I have not relapsed back to addictive behaviour since 2007. Though I did chip once every three months until approx 2009. My cravings at that time only surfaced once every three months and I was able to refrain myself from returning to addiction, because I knew how my head and how the drug worked on my head to lure me back. I guess you could say that I was wiser to meth and myself, so put interventions in place to protect myself from a full blown relapse cycle.
Originally Posted by ltpx
Are they clean currently? What's the longest period of time they have been clean? Etc etc.
Currently I'm completely sober. Not even nicotine or alcohol goes into my body. The term "clean" is arguable, but I have not been a methamphetamine "addict" since 2007. I have taken the occasional acid trip and ecstasy tablet since 2009, however, I have taken no drugs at all this year. I think I've been clean (in the complete sense) from methamphetamine since 2009. Perhaps early 2010. That is when I realised that 3 months had passed by without a craving, and after that I really didn't see a need to put it inside my body anymore.
At this point, your mind is what plays the important part in your recovery. You will not achieve a healthy mind if you neglect your body or your soul. Good health is made up of contributing sociological, physiological, and psychological factors. A healthy balance is needed between all three, in order to achieve the token of "good health". Most of all, a positive frame of mind is necessary and you need to adopt an attitude that will take you above and beyond your current predicament. Think forwards; not backwards.

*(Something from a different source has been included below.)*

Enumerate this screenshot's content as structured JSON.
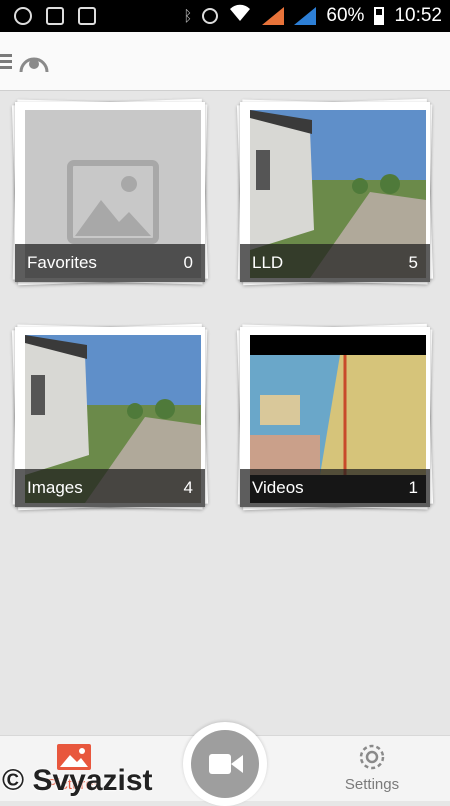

Even if things feel bad, you need to start giving yourself some pep talks and motivating yourself. Look towards good nutrition, good hydration, good music, relaxation techniques, good sleeping habits, and light exercise. It may sound like there is lots of things to do in order to achieve a healthy mind state, but these are nothing in comparison to the effort that you used to put in to getting high everyday. On top of these, you need to work, study, or volunteer, in order to fulfill the productivity/generativity requirement that is actually part of human nature (though this may just be the result of socialisation), because fulfilling this makes us feel worthy and in turn we feel good about ourselves.
Remember that. Don't be afraid to work a little on yourself. Every little step adds up to something wonderful in the end.
The last time I used meth was in 2004, I still remember how it made me feel, still remember the extacy I got from the cloud, and I still remember how it made life so.......pleasant. I also remember fiending at 3:00 A.M. and actually pondering if I should have sex with _____ to get some more, I also remember causing the pain I did to family and friends, and I also remember the come downs.
The night I stopped, I knew I would never use again, I knew that there was no way I could live in the world meth created. I did not crave after the drug when I quit, I was turned off by it, much like one would think of licking slime off of a sewer pipe. In my head, they were the same, the only difference is look.
I think ex-junkie had great advice for you, so did Joker. The only thing I can really say, is every time you look at that drug, or even think about it, imagine everyone that ever hurt you, or every time you hurt someone, think about who you love, think about who loves you. Every time you look or think of that drug, imagine a life not locked away in a prison where you are dominated by a substance.